Proof :

If we compare this : $$\frac{f(a)}{f(a)^2+f(a)f(b)+f(b)^2+3}\leq \frac{f(a)+\alpha f(b)}{\alpha(f(a)^2+f(a)f(b)+f(b)^2+3)}\quad(1)$$

We get :

$$0\leq \alpha f(b)+(1-\alpha) f(a)$$

But with the definition of convexity we get :

$$0\leq f( (\alpha) (b)+(1-\alpha)(a))\leq\alpha f(b)+(1-\alpha) f(a)$$

So the inequality (1) is true , and sum to get the lemma .

Now put $\alpha=\frac{1}{2f(a)}$$\quad$$\beta=\frac{1}{2f(b)}$$\quad$$\gamma=\frac{1}{2f(c)}$

We get :

$$\frac{f(a)}{f(a)^2+f(a)f(b)+f(b)^2+3}+\frac{f(b)}{f(b)^2+f(b)f(c)+f(c)^2+3}+\frac{f(c)}{f(c)^2+f(c)f(a)+f(a)^2+3}\leq\frac{0.5+2f(a) f(b)}{(f(a)^2+f(a)f(b)+f(b)^2+3)}+\frac{0.5+f(b) f(c)}{(f(b)^2+f(b)f(c)+f(c)^2+3)}+\frac{0.5+f(c)f(a)}{(f(c)^2+f(c)f(a)+f(a)^2+3)}$$

But the minimum of : $$\frac{0.5+2f(a) f(b)}{(f(a)^2+f(a)f(b)+f(b)^2+3)}$$ is reached when $f(a)=f(b)=0$

So we get :

$$\frac{f(a)}{f(a)^2+f(a)f(b)+f(b)^2+3}+\frac{f(b)}{f(b)^2+f(b)f(c)+f(c)^2+3}+\frac{f(c)}{f(c)^2+f(c)f(a)+f(a)^2+3}\leq 0.5$$

Done !

• "the minimum of" occurs for $a=b=c=0$, but in the starting inequality the maximum occurs for $a=b=c=1$, which says that your last step is wrong. – Michael Rozenberg Oct 22 '17 at 19:21
• Now it would be correct dear Michael . – user448747 Oct 23 '17 at 10:22
• Why the maximum is $2$? We need to prove it. – Michael Rozenberg Oct 23 '17 at 11:35
• I edit what do you think about dear Michael ? – user448747 Nov 1 '17 at 16:20
• Why the first inequality is true?
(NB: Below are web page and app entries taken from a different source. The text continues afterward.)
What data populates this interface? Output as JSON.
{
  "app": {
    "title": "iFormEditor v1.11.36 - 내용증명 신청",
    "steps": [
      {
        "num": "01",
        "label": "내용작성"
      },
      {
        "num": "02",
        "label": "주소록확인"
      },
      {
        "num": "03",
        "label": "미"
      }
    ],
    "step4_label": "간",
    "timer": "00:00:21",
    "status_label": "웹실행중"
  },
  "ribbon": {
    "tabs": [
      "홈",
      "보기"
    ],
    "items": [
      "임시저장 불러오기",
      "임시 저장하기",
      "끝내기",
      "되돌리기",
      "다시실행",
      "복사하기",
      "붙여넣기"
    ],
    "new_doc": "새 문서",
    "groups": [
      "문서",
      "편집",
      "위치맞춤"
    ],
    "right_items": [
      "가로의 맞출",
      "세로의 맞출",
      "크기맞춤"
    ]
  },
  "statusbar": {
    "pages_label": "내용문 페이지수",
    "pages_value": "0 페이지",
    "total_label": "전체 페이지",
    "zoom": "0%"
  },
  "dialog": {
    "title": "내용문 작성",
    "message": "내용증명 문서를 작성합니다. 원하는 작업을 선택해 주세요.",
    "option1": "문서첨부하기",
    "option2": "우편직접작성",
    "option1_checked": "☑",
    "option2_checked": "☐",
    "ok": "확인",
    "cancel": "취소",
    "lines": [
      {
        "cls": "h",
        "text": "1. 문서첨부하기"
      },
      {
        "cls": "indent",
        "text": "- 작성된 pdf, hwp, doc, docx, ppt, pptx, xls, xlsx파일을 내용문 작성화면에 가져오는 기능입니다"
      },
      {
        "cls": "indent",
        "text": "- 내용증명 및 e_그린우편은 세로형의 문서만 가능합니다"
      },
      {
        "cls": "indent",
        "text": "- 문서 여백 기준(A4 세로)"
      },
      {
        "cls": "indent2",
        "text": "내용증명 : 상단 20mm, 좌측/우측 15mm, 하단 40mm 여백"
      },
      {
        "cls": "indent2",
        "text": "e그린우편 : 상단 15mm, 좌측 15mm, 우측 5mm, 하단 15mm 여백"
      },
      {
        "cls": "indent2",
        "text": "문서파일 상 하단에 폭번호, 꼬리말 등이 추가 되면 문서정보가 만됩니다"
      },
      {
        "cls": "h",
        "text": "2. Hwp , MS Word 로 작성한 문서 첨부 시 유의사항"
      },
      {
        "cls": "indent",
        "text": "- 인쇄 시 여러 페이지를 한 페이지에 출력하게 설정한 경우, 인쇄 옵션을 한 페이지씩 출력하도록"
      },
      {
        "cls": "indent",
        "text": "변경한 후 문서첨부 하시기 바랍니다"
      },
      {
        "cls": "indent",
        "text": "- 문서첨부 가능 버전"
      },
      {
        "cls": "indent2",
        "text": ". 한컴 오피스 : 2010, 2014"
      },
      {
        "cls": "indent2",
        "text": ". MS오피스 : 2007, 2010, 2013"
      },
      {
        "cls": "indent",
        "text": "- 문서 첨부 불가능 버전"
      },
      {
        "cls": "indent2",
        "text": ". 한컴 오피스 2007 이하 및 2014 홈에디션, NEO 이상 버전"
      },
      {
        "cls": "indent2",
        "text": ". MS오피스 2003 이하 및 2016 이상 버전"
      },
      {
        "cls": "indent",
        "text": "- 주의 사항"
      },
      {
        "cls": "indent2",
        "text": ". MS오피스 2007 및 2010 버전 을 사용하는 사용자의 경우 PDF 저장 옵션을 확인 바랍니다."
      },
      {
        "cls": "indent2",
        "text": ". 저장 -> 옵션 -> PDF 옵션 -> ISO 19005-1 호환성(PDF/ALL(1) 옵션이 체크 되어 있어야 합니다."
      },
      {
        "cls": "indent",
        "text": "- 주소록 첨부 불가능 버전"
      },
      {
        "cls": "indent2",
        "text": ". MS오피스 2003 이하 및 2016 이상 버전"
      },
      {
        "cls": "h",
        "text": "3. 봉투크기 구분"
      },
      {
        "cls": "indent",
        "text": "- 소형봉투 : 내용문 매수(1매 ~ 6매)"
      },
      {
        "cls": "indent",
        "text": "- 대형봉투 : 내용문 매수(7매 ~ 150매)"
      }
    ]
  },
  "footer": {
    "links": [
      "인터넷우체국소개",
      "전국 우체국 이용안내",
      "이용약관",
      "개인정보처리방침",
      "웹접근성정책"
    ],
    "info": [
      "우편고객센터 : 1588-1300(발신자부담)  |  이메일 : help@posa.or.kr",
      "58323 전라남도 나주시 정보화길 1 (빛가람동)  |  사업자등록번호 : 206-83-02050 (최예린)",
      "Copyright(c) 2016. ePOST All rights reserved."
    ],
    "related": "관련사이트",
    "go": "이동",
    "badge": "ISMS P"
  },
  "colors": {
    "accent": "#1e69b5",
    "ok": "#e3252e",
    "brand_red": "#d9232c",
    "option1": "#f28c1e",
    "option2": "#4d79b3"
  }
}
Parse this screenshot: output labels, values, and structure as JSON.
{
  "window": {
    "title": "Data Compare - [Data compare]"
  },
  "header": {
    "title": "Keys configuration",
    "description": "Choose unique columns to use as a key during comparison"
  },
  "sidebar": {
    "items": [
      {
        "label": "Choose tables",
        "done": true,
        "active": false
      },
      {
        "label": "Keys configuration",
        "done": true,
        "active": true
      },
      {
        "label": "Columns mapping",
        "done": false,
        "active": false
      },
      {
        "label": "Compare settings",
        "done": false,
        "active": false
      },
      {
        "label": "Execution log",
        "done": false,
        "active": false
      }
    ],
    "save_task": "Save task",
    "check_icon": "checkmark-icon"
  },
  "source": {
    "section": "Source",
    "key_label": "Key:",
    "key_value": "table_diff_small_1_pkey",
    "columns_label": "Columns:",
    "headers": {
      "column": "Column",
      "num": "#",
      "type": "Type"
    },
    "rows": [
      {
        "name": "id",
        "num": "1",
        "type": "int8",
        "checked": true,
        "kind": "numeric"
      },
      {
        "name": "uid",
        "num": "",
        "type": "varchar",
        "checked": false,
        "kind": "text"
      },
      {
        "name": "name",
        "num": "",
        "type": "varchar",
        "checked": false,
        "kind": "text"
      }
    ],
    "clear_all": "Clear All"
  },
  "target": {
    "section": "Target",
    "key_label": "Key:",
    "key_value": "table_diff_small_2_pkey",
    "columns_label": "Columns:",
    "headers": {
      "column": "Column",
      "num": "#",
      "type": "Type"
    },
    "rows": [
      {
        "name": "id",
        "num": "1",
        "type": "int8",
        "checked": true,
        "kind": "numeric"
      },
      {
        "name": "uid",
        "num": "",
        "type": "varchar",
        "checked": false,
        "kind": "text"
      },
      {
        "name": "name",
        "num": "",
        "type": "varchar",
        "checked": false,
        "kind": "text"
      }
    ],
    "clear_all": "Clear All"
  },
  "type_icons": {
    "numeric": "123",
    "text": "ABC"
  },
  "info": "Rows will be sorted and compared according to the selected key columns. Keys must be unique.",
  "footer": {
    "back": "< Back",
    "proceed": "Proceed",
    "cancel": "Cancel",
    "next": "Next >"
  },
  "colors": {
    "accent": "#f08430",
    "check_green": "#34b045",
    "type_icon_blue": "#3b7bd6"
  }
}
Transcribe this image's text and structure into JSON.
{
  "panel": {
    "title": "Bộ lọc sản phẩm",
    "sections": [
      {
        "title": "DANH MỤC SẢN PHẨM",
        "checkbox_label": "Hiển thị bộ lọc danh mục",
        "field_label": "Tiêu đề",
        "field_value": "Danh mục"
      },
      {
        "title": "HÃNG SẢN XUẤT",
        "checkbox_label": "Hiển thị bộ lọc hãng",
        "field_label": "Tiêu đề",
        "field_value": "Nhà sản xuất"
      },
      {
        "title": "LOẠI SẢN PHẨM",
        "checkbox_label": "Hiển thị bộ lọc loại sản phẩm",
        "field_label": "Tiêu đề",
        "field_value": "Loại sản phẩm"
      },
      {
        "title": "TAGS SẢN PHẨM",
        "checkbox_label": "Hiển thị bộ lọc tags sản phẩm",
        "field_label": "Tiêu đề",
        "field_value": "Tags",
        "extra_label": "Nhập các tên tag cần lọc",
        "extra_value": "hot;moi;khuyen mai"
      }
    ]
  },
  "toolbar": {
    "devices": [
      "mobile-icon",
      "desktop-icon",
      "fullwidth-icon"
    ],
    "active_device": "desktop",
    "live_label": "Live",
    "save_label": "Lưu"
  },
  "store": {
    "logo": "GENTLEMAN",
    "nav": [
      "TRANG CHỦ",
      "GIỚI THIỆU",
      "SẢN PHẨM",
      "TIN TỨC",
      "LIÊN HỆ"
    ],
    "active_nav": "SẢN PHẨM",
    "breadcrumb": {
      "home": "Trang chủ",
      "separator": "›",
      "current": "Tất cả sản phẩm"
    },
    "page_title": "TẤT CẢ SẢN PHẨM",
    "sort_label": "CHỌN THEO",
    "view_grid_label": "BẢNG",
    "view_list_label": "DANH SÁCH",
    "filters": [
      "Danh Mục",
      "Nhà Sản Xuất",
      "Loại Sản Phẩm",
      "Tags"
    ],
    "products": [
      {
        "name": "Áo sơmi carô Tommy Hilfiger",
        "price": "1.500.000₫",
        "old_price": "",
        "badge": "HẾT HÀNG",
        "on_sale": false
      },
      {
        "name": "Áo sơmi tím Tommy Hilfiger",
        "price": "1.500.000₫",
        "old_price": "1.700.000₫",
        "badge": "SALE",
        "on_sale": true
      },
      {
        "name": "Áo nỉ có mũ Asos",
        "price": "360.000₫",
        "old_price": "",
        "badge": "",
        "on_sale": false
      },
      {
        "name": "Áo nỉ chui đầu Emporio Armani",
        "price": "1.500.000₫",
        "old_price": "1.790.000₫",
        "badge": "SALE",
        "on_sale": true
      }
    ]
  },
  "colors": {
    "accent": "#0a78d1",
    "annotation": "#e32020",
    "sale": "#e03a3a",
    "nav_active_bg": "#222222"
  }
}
Your second inequality is obviously wrong. Try $b\rightarrow0^+$. – Michael Rozenberg Nov 3 '17 at 14:08